** Opening Available data block **

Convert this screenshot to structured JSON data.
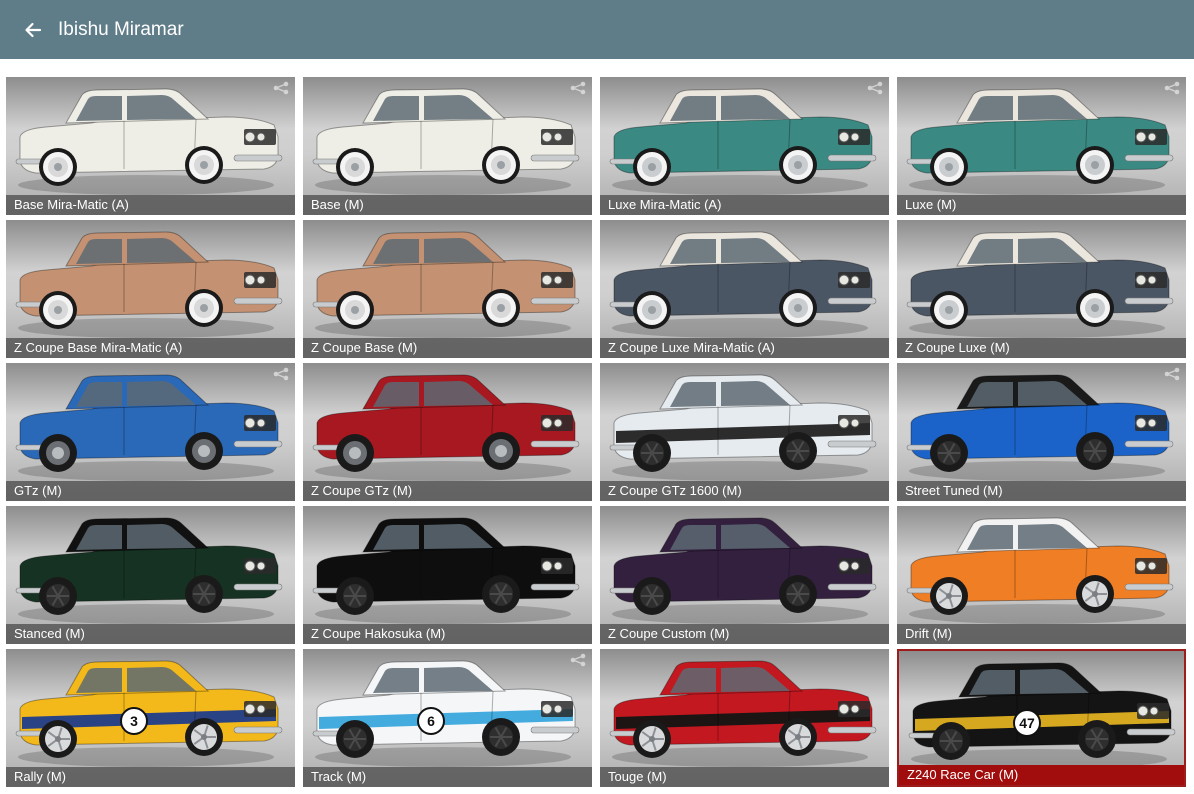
{
  "header": {
    "title": "Ibishu Miramar",
    "back_icon": "arrow-left-icon",
    "background": "#5f7c89"
  },
  "accent_selected": "#a10d0d",
  "configs": [
    {
      "label": "Base Mira-Matic (A)",
      "body": "#efeee6",
      "roof": "#efeee6",
      "wheel": "whitewall-steel",
      "share": true
    },
    {
      "label": "Base (M)",
      "body": "#efeee6",
      "roof": "#efeee6",
      "wheel": "whitewall-steel",
      "share": true
    },
    {
      "label": "Luxe Mira-Matic (A)",
      "body": "#3a8a83",
      "roof": "#ece7de",
      "wheel": "whitewall",
      "share": true
    },
    {
      "label": "Luxe (M)",
      "body": "#3a8a83",
      "roof": "#ece7de",
      "wheel": "whitewall",
      "share": true
    },
    {
      "label": "Z Coupe Base Mira-Matic (A)",
      "body": "#c49272",
      "roof": "#c49272",
      "wheel": "whitewall-steel",
      "share": false
    },
    {
      "label": "Z Coupe Base (M)",
      "body": "#c49272",
      "roof": "#c49272",
      "wheel": "whitewall-steel",
      "share": false
    },
    {
      "label": "Z Coupe Luxe Mira-Matic (A)",
      "body": "#4b5665",
      "roof": "#ece7de",
      "wheel": "whitewall",
      "share": false
    },
    {
      "label": "Z Coupe Luxe (M)",
      "body": "#4b5665",
      "roof": "#ece7de",
      "wheel": "whitewall",
      "share": false
    },
    {
      "label": "GTz (M)",
      "body": "#2a68b8",
      "roof": "#2a68b8",
      "wheel": "steel",
      "share": true
    },
    {
      "label": "Z Coupe GTz (M)",
      "body": "#a81820",
      "roof": "#a81820",
      "wheel": "steel",
      "share": false
    },
    {
      "label": "Z Coupe GTz 1600 (M)",
      "body": "#e6ebef",
      "roof": "#e6ebef",
      "wheel": "black",
      "stripe": "#222222",
      "share": false
    },
    {
      "label": "Street Tuned (M)",
      "body": "#1b63c8",
      "roof": "#1a1a1a",
      "wheel": "black",
      "share": true
    },
    {
      "label": "Stanced (M)",
      "body": "#163222",
      "roof": "#111111",
      "wheel": "black",
      "share": false
    },
    {
      "label": "Z Coupe Hakosuka (M)",
      "body": "#0e0e0e",
      "roof": "#0e0e0e",
      "wheel": "black",
      "share": false
    },
    {
      "label": "Z Coupe Custom (M)",
      "body": "#33203f",
      "roof": "#33203f",
      "wheel": "black",
      "share": false
    },
    {
      "label": "Drift (M)",
      "body": "#f07e24",
      "roof": "#f2f2f2",
      "wheel": "silver",
      "share": false
    },
    {
      "label": "Rally (M)",
      "body": "#f3b81a",
      "roof": "#f3b81a",
      "wheel": "silver",
      "stripe": "#1f3c8a",
      "number": "3",
      "share": false
    },
    {
      "label": "Track (M)",
      "body": "#f4f6f8",
      "roof": "#f4f6f8",
      "wheel": "black",
      "stripe": "#3aa7dd",
      "number": "6",
      "share": true
    },
    {
      "label": "Touge (M)",
      "body": "#c31820",
      "roof": "#c31820",
      "wheel": "silver",
      "stripe": "#141414",
      "share": false
    },
    {
      "label": "Z240 Race Car (M)",
      "body": "#141414",
      "roof": "#141414",
      "wheel": "black",
      "stripe": "#e0b020",
      "number": "47",
      "share": false,
      "selected": true
    }
  ]
}
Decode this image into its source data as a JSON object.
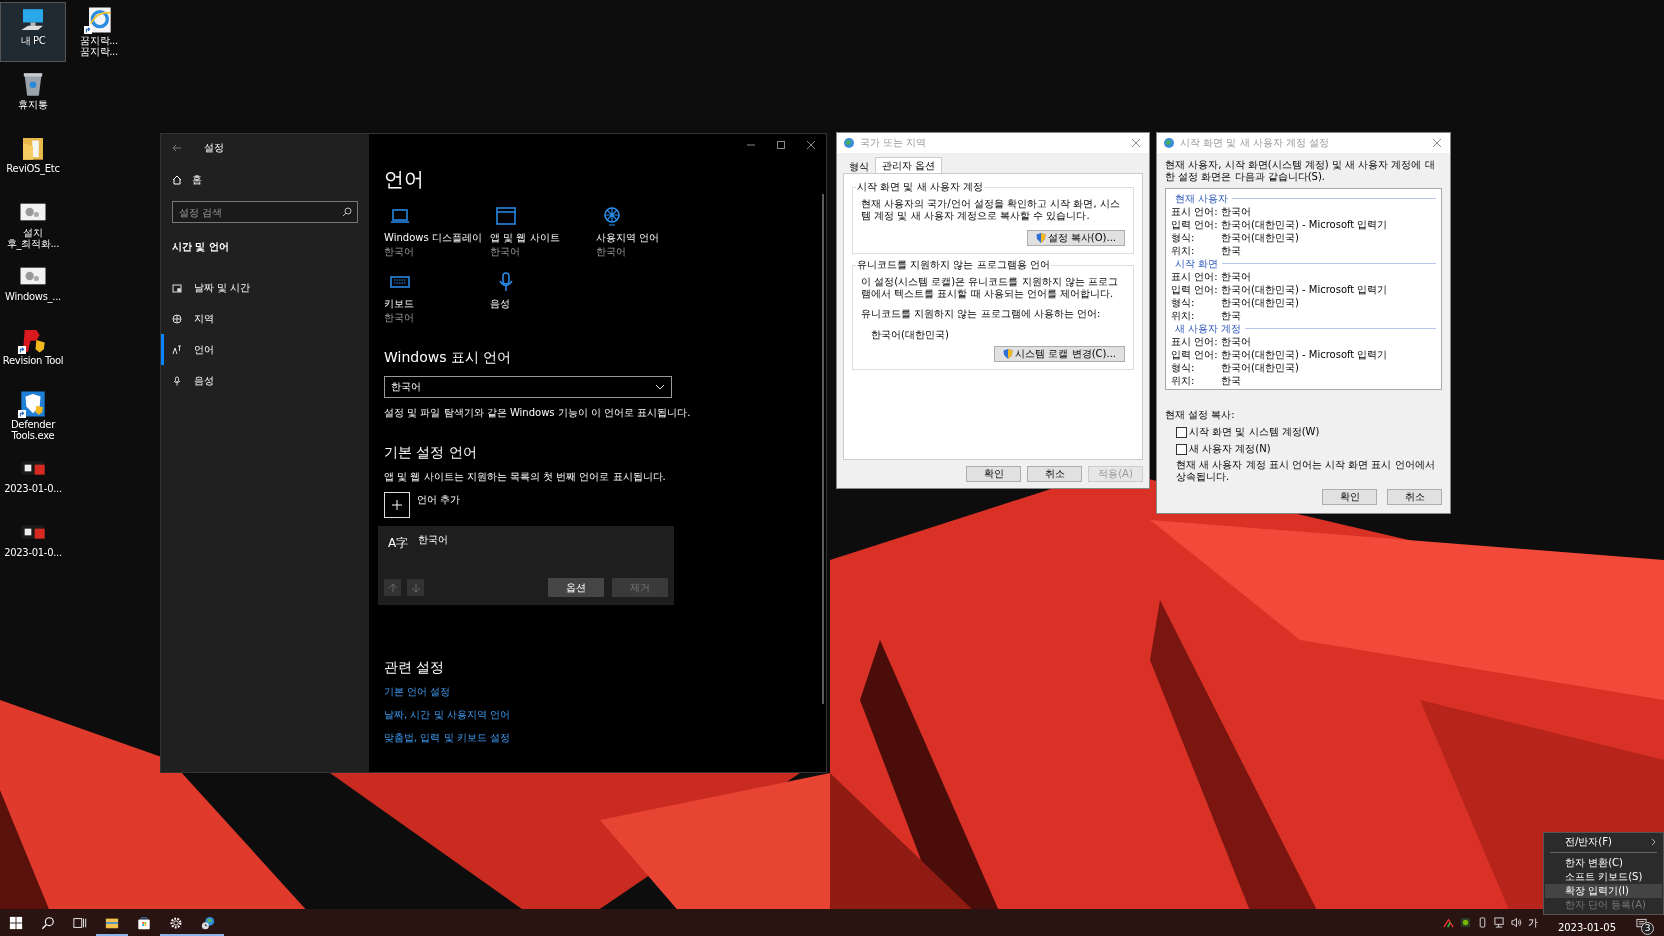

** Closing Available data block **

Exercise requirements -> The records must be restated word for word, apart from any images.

Reply to the exercise ->
Convert this screenshot to structured JSON data.
{
  "header": {
    "title": "Ibishu Miramar",
    "back_icon": "arrow-left-icon",
    "background": "#5f7c89"
  },
  "accent_selected": "#a10d0d",
  "configs": [
    {
      "label": "Base Mira-Matic (A)",
      "body": "#efeee6",
      "roof": "#efeee6",
      "wheel": "whitewall-steel",
      "share": true
    },
    {
      "label": "Base (M)",
      "body": "#efeee6",
      "roof": "#efeee6",
      "wheel": "whitewall-steel",
      "share": true
    },
    {
      "label": "Luxe Mira-Matic (A)",
      "body": "#3a8a83",
      "roof": "#ece7de",
      "wheel": "whitewall",
      "share": true
    },
    {
      "label": "Luxe (M)",
      "body": "#3a8a83",
      "roof": "#ece7de",
      "wheel": "whitewall",
      "share": true
    },
    {
      "label": "Z Coupe Base Mira-Matic (A)",
      "body": "#c49272",
      "roof": "#c49272",
      "wheel": "whitewall-steel",
      "share": false
    },
    {
      "label": "Z Coupe Base (M)",
      "body": "#c49272",
      "roof": "#c49272",
      "wheel": "whitewall-steel",
      "share": false
    },
    {
      "label": "Z Coupe Luxe Mira-Matic (A)",
      "body": "#4b5665",
      "roof": "#ece7de",
      "wheel": "whitewall",
      "share": false
    },
    {
      "label": "Z Coupe Luxe (M)",
      "body": "#4b5665",
      "roof": "#ece7de",
      "wheel": "whitewall",
      "share": false
    },
    {
      "label": "GTz (M)",
      "body": "#2a68b8",
      "roof": "#2a68b8",
      "wheel": "steel",
      "share": true
    },
    {
      "label": "Z Coupe GTz (M)",
      "body": "#a81820",
      "roof": "#a81820",
      "wheel": "steel",
      "share": false
    },
    {
      "label": "Z Coupe GTz 1600 (M)",
      "body": "#e6ebef",
      "roof": "#e6ebef",
      "wheel": "black",
      "stripe": "#222222",
      "share": false
    },
    {
      "label": "Street Tuned (M)",
      "body": "#1b63c8",
      "roof": "#1a1a1a",
      "wheel": "black",
      "share": true
    },
    {
      "label": "Stanced (M)",
      "body": "#163222",
      "roof": "#111111",
      "wheel": "black",
      "share": false
    },
    {
      "label": "Z Coupe Hakosuka (M)",
      "body": "#0e0e0e",
      "roof": "#0e0e0e",
      "wheel": "black",
      "share": false
    },
    {
      "label": "Z Coupe Custom (M)",
      "body": "#33203f",
      "roof": "#33203f",
      "wheel": "black",
      "share": false
    },
    {
      "label": "Drift (M)",
      "body": "#f07e24",
      "roof": "#f2f2f2",
      "wheel": "silver",
      "share": false
    },
    {
      "label": "Rally (M)",
      "body": "#f3b81a",
      "roof": "#f3b81a",
      "wheel": "silver",
      "stripe": "#1f3c8a",
      "number": "3",
      "share": false
    },
    {
      "label": "Track (M)",
      "body": "#f4f6f8",
      "roof": "#f4f6f8",
      "wheel": "black",
      "stripe": "#3aa7dd",
      "number": "6",
      "share": true
    },
    {
      "label": "Touge (M)",
      "body": "#c31820",
      "roof": "#c31820",
      "wheel": "silver",
      "stripe": "#141414",
      "share": false
    },
    {
      "label": "Z240 Race Car (M)",
      "body": "#141414",
      "roof": "#141414",
      "wheel": "black",
      "stripe": "#e0b020",
      "number": "47",
      "share": false,
      "selected": true
    }
  ]
}
Decode this image into its source data as a JSON object.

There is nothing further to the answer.